### REQUIRED ACTION
Bring together all lines of the material below that contain the string "lastUpdate".

*** SUPPLIED MATERIAL Section Begins ***

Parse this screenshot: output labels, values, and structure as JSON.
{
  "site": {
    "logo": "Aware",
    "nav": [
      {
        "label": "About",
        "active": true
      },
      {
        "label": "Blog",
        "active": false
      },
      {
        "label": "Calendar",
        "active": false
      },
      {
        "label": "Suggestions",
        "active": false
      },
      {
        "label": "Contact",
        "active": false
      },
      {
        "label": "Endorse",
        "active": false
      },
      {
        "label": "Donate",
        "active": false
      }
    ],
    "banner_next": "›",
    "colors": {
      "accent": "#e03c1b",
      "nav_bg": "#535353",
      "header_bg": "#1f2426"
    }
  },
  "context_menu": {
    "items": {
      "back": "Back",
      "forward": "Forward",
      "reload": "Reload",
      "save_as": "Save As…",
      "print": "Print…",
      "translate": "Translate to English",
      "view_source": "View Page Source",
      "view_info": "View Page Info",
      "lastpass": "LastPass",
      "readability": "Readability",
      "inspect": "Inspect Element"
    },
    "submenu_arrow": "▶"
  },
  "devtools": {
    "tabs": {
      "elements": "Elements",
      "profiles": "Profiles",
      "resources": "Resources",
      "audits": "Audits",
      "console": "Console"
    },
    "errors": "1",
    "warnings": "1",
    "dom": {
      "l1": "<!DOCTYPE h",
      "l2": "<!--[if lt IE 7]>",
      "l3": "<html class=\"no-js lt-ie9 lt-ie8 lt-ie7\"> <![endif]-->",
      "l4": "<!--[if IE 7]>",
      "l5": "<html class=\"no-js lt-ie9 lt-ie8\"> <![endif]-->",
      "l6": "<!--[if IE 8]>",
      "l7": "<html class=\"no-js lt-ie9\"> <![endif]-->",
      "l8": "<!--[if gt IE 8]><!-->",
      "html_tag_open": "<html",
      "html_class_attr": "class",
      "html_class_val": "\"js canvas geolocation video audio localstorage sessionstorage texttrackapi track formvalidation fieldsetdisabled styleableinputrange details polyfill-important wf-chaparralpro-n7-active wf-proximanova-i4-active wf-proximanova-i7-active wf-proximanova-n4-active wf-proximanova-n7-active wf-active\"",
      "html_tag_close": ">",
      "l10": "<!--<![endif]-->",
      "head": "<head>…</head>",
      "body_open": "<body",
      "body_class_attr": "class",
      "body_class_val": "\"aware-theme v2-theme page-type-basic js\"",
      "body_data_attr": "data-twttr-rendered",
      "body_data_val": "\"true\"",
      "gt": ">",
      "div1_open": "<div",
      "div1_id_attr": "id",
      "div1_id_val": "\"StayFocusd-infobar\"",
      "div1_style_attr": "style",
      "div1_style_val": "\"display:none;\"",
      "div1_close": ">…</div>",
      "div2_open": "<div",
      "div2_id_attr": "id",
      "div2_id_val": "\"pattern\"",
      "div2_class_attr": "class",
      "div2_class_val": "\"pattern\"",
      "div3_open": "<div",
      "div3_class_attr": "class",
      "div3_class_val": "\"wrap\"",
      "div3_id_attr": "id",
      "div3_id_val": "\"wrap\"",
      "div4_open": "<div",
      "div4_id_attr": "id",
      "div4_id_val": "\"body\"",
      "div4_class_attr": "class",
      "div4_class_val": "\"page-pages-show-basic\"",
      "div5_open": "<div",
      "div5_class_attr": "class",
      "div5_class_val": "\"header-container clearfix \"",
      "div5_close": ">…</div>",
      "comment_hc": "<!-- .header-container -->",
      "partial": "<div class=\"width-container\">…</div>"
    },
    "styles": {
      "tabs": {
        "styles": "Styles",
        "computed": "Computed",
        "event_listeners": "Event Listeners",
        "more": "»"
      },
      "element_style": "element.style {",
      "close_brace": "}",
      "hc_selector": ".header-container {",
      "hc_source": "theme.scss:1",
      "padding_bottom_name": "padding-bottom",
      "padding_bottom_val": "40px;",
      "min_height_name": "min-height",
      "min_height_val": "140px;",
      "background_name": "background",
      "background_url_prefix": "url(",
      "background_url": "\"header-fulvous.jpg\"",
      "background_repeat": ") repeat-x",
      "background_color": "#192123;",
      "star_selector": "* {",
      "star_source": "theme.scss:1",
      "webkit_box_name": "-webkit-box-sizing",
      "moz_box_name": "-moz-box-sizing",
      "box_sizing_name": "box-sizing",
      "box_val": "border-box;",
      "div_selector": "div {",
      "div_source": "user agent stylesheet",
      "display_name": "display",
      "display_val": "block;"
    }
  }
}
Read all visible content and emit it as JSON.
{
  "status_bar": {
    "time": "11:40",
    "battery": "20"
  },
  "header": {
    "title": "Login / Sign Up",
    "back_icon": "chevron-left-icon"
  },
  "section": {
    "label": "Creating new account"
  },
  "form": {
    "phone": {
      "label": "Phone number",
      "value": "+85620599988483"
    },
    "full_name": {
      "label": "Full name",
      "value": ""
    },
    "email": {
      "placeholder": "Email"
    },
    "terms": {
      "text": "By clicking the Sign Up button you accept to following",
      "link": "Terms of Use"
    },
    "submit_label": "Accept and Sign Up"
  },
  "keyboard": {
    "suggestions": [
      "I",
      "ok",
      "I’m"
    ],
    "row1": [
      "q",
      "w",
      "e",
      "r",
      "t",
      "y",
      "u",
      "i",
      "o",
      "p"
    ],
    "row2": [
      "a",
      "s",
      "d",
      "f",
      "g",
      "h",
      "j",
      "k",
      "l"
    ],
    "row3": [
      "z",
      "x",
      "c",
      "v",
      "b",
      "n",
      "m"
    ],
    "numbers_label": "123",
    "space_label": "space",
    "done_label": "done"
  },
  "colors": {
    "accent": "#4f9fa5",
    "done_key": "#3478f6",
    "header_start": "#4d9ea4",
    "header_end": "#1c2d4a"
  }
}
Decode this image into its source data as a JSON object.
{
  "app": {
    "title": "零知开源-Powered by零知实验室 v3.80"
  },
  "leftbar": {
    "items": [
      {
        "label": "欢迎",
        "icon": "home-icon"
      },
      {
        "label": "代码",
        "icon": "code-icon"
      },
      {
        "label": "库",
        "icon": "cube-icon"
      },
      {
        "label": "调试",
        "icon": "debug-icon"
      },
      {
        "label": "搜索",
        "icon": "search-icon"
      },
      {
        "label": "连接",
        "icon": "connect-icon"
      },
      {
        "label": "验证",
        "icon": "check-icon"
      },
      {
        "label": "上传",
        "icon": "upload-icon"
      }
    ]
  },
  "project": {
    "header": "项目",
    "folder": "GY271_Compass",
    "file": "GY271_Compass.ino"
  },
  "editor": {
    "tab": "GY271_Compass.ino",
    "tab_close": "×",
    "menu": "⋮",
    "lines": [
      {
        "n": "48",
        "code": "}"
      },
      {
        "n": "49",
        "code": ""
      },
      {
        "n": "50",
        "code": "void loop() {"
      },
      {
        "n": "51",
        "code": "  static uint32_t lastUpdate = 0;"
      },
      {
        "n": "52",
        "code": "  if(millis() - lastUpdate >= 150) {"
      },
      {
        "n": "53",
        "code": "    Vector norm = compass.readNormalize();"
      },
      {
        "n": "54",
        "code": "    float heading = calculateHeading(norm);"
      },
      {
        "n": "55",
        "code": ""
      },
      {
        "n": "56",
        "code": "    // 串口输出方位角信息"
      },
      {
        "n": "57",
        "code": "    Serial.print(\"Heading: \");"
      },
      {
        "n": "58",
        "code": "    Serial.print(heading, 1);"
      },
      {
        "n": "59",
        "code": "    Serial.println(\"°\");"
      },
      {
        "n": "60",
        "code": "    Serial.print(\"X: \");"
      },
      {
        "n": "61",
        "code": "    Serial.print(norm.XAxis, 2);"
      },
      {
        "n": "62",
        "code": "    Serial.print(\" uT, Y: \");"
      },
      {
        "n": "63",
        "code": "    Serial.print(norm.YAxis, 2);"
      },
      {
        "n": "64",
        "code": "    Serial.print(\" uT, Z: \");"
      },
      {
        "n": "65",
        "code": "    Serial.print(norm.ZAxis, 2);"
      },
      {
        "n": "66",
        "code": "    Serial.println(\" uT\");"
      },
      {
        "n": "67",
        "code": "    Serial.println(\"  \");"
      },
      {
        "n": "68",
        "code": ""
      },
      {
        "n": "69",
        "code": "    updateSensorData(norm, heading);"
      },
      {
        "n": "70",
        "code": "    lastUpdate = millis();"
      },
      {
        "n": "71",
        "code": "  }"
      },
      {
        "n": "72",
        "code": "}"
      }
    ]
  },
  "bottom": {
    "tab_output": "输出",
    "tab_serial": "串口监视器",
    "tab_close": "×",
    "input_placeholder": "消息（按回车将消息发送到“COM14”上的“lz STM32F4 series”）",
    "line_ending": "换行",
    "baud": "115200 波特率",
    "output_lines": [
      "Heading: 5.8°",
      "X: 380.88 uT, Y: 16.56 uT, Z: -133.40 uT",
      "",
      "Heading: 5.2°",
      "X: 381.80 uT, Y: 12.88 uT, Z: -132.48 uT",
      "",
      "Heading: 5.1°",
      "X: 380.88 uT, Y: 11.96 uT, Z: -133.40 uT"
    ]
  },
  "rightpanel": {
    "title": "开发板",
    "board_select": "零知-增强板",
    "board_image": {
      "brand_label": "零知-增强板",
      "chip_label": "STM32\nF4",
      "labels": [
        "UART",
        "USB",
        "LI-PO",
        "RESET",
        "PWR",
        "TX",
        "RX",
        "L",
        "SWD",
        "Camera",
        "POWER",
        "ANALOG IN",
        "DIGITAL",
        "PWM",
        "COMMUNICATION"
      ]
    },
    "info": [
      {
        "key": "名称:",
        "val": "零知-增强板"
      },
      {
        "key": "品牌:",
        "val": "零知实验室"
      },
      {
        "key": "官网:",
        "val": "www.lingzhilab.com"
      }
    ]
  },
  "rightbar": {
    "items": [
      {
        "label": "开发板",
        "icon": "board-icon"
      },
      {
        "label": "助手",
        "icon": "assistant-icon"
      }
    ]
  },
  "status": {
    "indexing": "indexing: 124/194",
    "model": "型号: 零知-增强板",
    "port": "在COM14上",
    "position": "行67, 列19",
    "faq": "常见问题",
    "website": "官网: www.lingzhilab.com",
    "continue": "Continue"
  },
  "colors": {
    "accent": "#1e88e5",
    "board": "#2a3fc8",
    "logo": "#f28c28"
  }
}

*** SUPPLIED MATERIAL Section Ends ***

### TASK ANSWER
        "code": "  static uint32_t lastUpdate = 0;"
        "code": "  if(millis() - lastUpdate >= 150) {"
        "code": "    lastUpdate = millis();"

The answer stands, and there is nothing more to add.